Content starts

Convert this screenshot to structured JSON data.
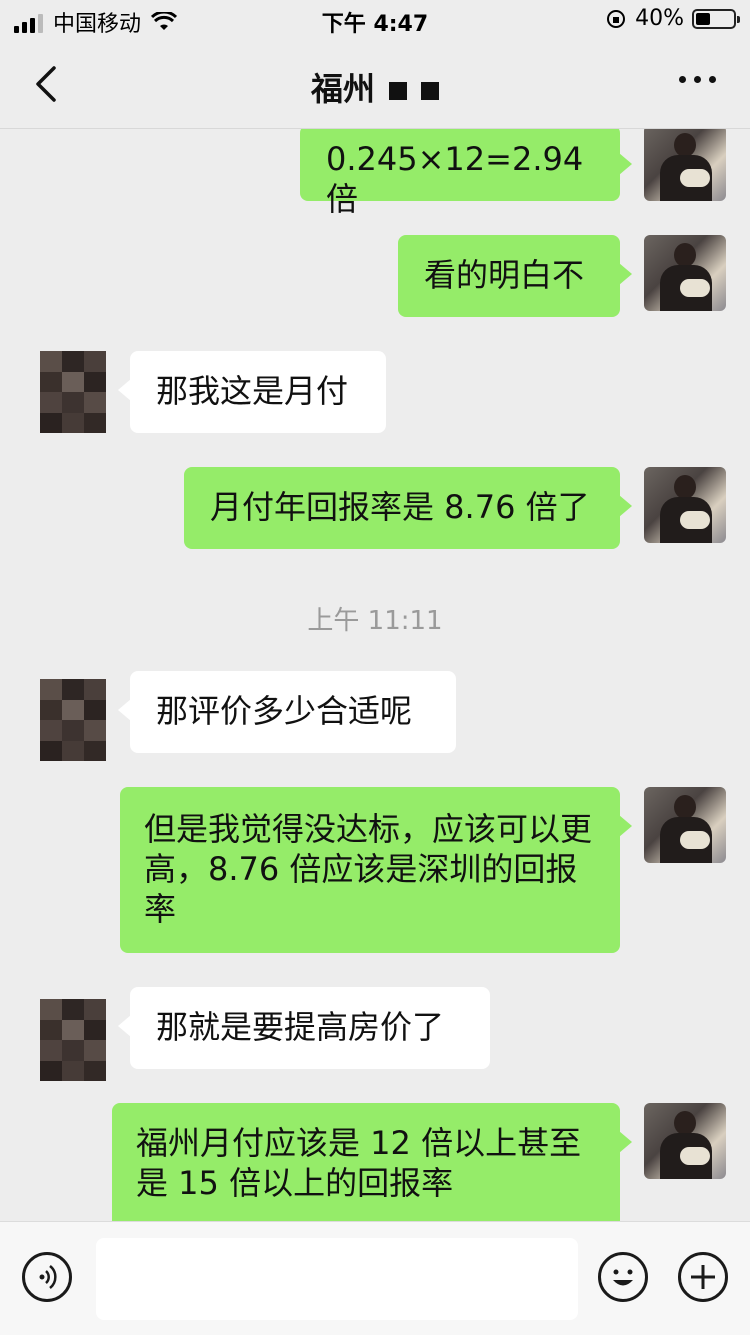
{
  "status_bar": {
    "carrier": "中国移动",
    "time": "下午 4:47",
    "battery": "40%"
  },
  "nav": {
    "title": "福州",
    "back_icon": "chevron-left-icon",
    "more_icon": "more-dots-icon"
  },
  "messages": [
    {
      "side": "me",
      "text": "0.245×12=2.94 倍"
    },
    {
      "side": "me",
      "text": "看的明白不"
    },
    {
      "side": "other",
      "text": "那我这是月付"
    },
    {
      "side": "me",
      "text": "月付年回报率是 8.76 倍了"
    },
    {
      "side": "timestamp",
      "text": "上午 11:11"
    },
    {
      "side": "other",
      "text": "那评价多少合适呢"
    },
    {
      "side": "me",
      "text": "但是我觉得没达标，应该可以更高，8.76 倍应该是深圳的回报率"
    },
    {
      "side": "other",
      "text": "那就是要提高房价了"
    },
    {
      "side": "me",
      "text": "福州月付应该是 12 倍以上甚至是 15 倍以上的回报率"
    }
  ],
  "input_bar": {
    "placeholder": "",
    "voice_icon": "voice-icon",
    "emoji_icon": "emoji-icon",
    "plus_icon": "plus-icon"
  },
  "colors": {
    "my_bubble": "#95ec69",
    "other_bubble": "#ffffff",
    "background": "#ededed"
  }
}
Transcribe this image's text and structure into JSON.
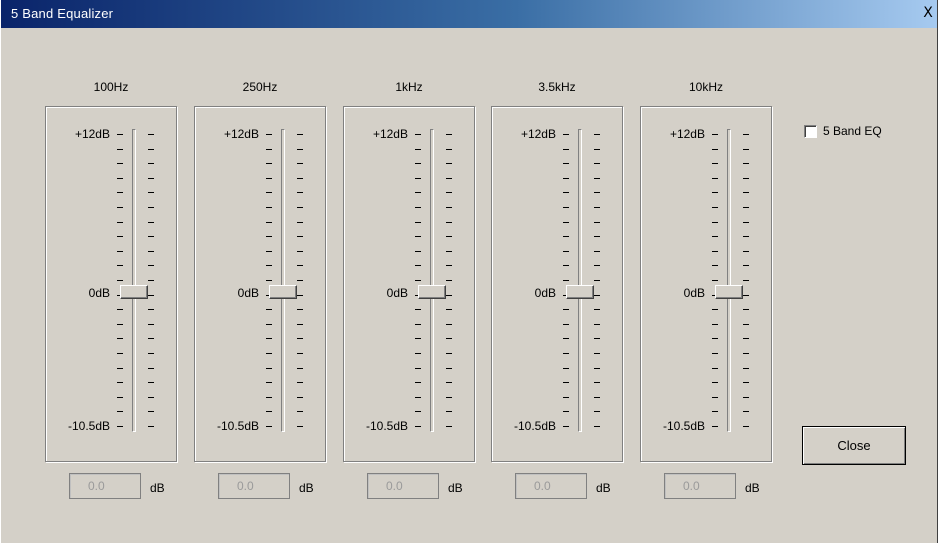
{
  "window": {
    "title": "5 Band Equalizer",
    "close_glyph": "X",
    "titlebar_gradient": [
      "#0a246a",
      "#3a6ea5",
      "#a6caf0"
    ],
    "face_color": "#d4d0c8"
  },
  "bands": [
    {
      "label": "100Hz",
      "top_label": "+12dB",
      "mid_label": "0dB",
      "bottom_label": "-10.5dB",
      "value": "0.0",
      "unit": "dB"
    },
    {
      "label": "250Hz",
      "top_label": "+12dB",
      "mid_label": "0dB",
      "bottom_label": "-10.5dB",
      "value": "0.0",
      "unit": "dB"
    },
    {
      "label": "1kHz",
      "top_label": "+12dB",
      "mid_label": "0dB",
      "bottom_label": "-10.5dB",
      "value": "0.0",
      "unit": "dB"
    },
    {
      "label": "3.5kHz",
      "top_label": "+12dB",
      "mid_label": "0dB",
      "bottom_label": "-10.5dB",
      "value": "0.0",
      "unit": "dB"
    },
    {
      "label": "10kHz",
      "top_label": "+12dB",
      "mid_label": "0dB",
      "bottom_label": "-10.5dB",
      "value": "0.0",
      "unit": "dB"
    }
  ],
  "enable_checkbox": {
    "label": "5 Band EQ",
    "checked": false
  },
  "close_button": {
    "label": "Close"
  }
}
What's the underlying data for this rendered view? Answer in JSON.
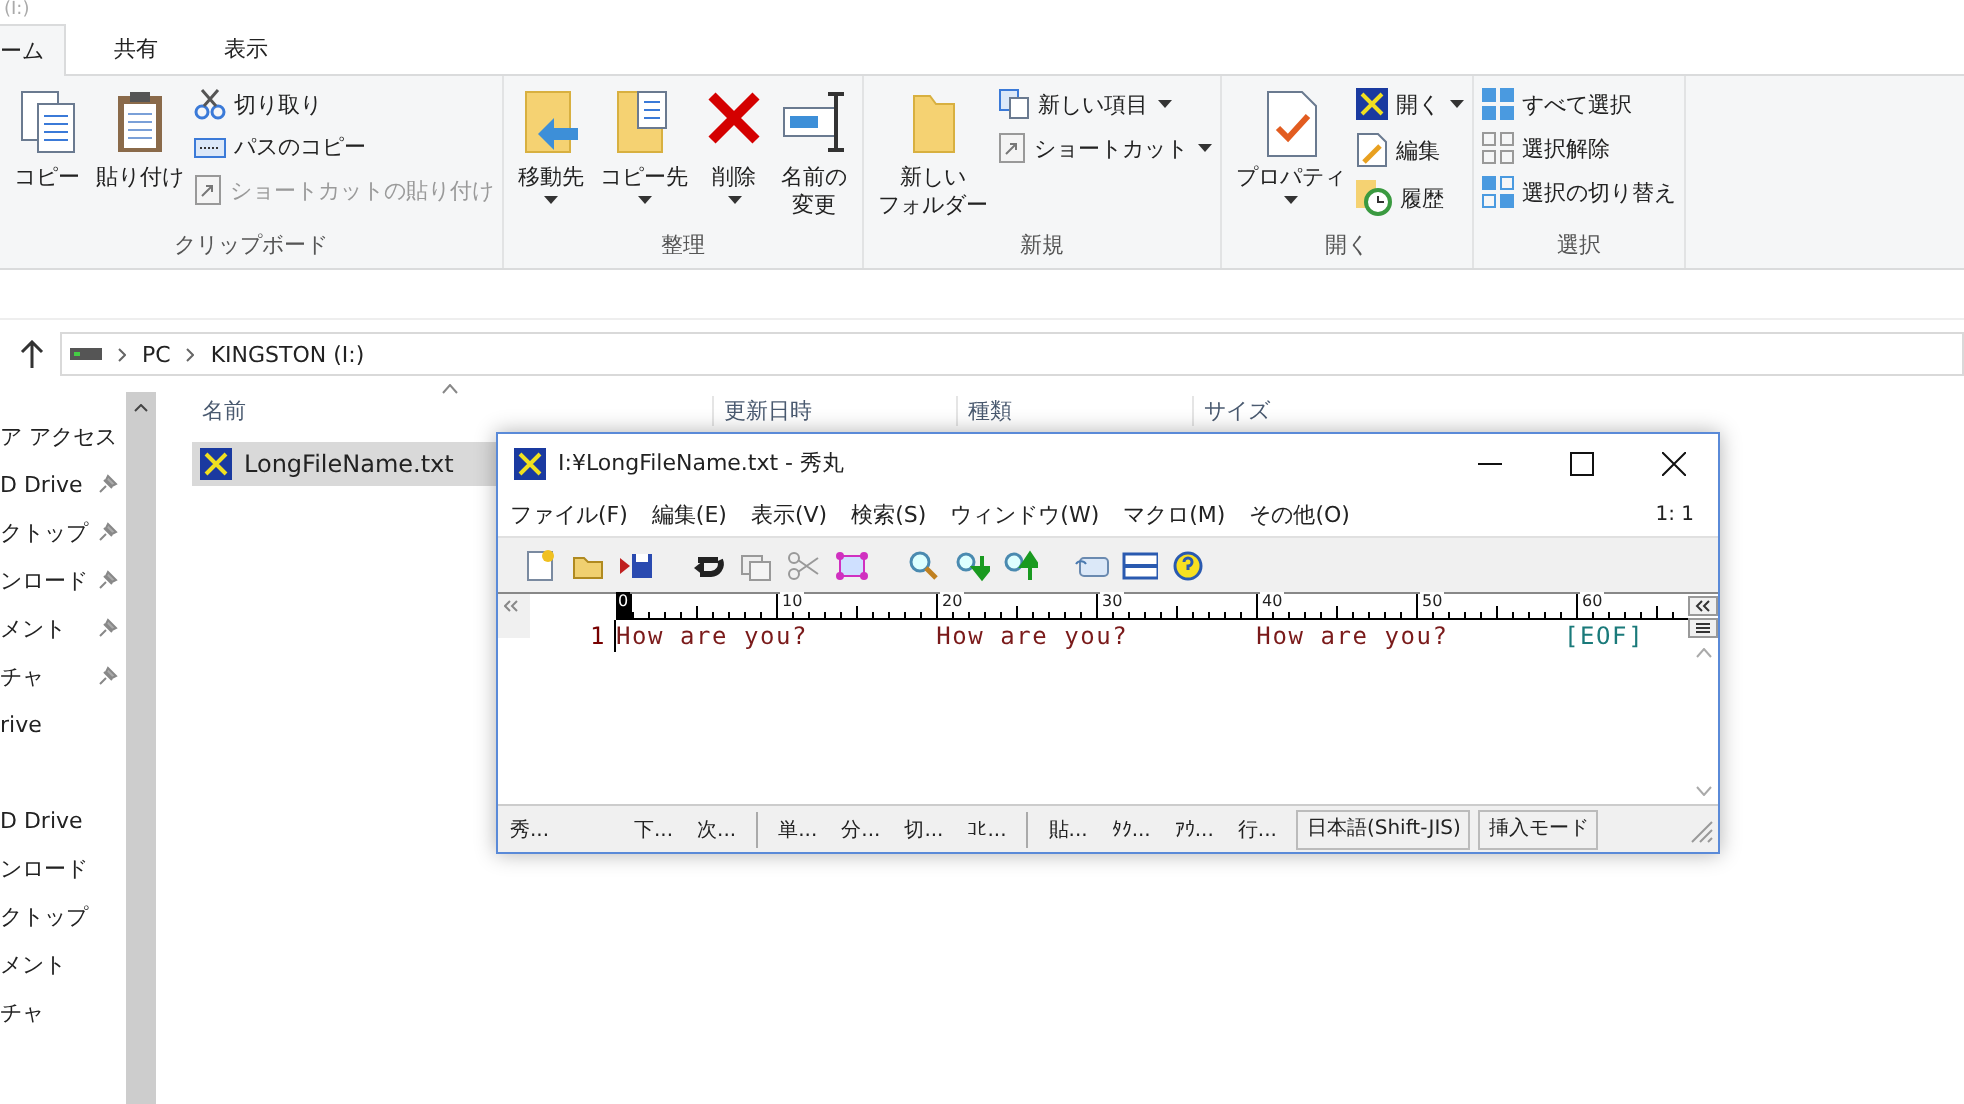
{
  "explorer": {
    "title": "(I:)",
    "tabs": [
      {
        "label": "ーム",
        "selected": true
      },
      {
        "label": "共有",
        "selected": false
      },
      {
        "label": "表示",
        "selected": false
      }
    ],
    "ribbon": [
      {
        "name": "クリップボード",
        "large": [
          {
            "lines": [
              "コピー"
            ],
            "dropdown": false
          },
          {
            "lines": [
              "貼り付け"
            ],
            "dropdown": false
          }
        ],
        "small": [
          {
            "label": "切り取り",
            "disabled": false,
            "dropdown": false
          },
          {
            "label": "パスのコピー",
            "disabled": false,
            "dropdown": false
          },
          {
            "label": "ショートカットの貼り付け",
            "disabled": true,
            "dropdown": false
          }
        ]
      },
      {
        "name": "整理",
        "large": [
          {
            "lines": [
              "移動先"
            ],
            "dropdown": true
          },
          {
            "lines": [
              "コピー先"
            ],
            "dropdown": true
          },
          {
            "lines": [
              "削除"
            ],
            "dropdown": true
          },
          {
            "lines": [
              "名前の",
              "変更"
            ],
            "dropdown": false
          }
        ]
      },
      {
        "name": "新規",
        "large": [
          {
            "lines": [
              "新しい",
              "フォルダー"
            ],
            "dropdown": false
          }
        ],
        "small": [
          {
            "label": "新しい項目",
            "disabled": false,
            "dropdown": true
          },
          {
            "label": "ショートカット",
            "disabled": false,
            "dropdown": true
          }
        ]
      },
      {
        "name": "開く",
        "large": [
          {
            "lines": [
              "プロパティ"
            ],
            "dropdown": true
          }
        ],
        "small": [
          {
            "label": "開く",
            "disabled": false,
            "dropdown": true
          },
          {
            "label": "編集",
            "disabled": false,
            "dropdown": false
          },
          {
            "label": "履歴",
            "disabled": false,
            "dropdown": false
          }
        ]
      },
      {
        "name": "選択",
        "small": [
          {
            "label": "すべて選択",
            "disabled": false,
            "dropdown": false
          },
          {
            "label": "選択解除",
            "disabled": false,
            "dropdown": false
          },
          {
            "label": "選択の切り替え",
            "disabled": false,
            "dropdown": false
          }
        ]
      }
    ],
    "breadcrumb": [
      "PC",
      "KINGSTON (I:)"
    ],
    "nav": [
      [
        {
          "label": "ア アクセス",
          "pinned": false
        },
        {
          "label": "D Drive",
          "pinned": true
        },
        {
          "label": "クトップ",
          "pinned": true
        },
        {
          "label": "ンロード",
          "pinned": true
        },
        {
          "label": "メント",
          "pinned": true
        },
        {
          "label": "チャ",
          "pinned": true
        },
        {
          "label": "rive",
          "pinned": false
        }
      ],
      [
        {
          "label": "D Drive",
          "pinned": false
        },
        {
          "label": "ンロード",
          "pinned": false
        },
        {
          "label": "クトップ",
          "pinned": false
        },
        {
          "label": "メント",
          "pinned": false
        },
        {
          "label": "チャ",
          "pinned": false
        }
      ]
    ],
    "columns": [
      "名前",
      "更新日時",
      "種類",
      "サイズ"
    ],
    "files": [
      {
        "name": "LongFileName.txt",
        "selected": true
      }
    ]
  },
  "editor": {
    "title": "I:¥LongFileName.txt - 秀丸",
    "menu": [
      "ファイル(F)",
      "編集(E)",
      "表示(V)",
      "検索(S)",
      "ウィンドウ(W)",
      "マクロ(M)",
      "その他(O)"
    ],
    "position": "1: 1",
    "ruler": [
      "0",
      "10",
      "20",
      "30",
      "40",
      "50",
      "60"
    ],
    "lines": [
      {
        "number": "1",
        "text": "How are you?        How are you?        How are you?",
        "eof": "[EOF]"
      }
    ],
    "status": [
      {
        "kind": "button",
        "label": "秀..."
      },
      {
        "kind": "button",
        "label": "下..."
      },
      {
        "kind": "button",
        "label": "次..."
      },
      {
        "kind": "separator"
      },
      {
        "kind": "button",
        "label": "単..."
      },
      {
        "kind": "button",
        "label": "分..."
      },
      {
        "kind": "button",
        "label": "切..."
      },
      {
        "kind": "button",
        "label": "ｺﾋ..."
      },
      {
        "kind": "separator"
      },
      {
        "kind": "button",
        "label": "貼..."
      },
      {
        "kind": "button",
        "label": "ﾀｸ..."
      },
      {
        "kind": "button",
        "label": "ｱｳ..."
      },
      {
        "kind": "button",
        "label": "行..."
      },
      {
        "kind": "field",
        "label": "日本語(Shift-JIS)"
      },
      {
        "kind": "field",
        "label": "挿入モード"
      }
    ]
  }
}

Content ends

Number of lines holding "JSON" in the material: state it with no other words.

→ REPLY
3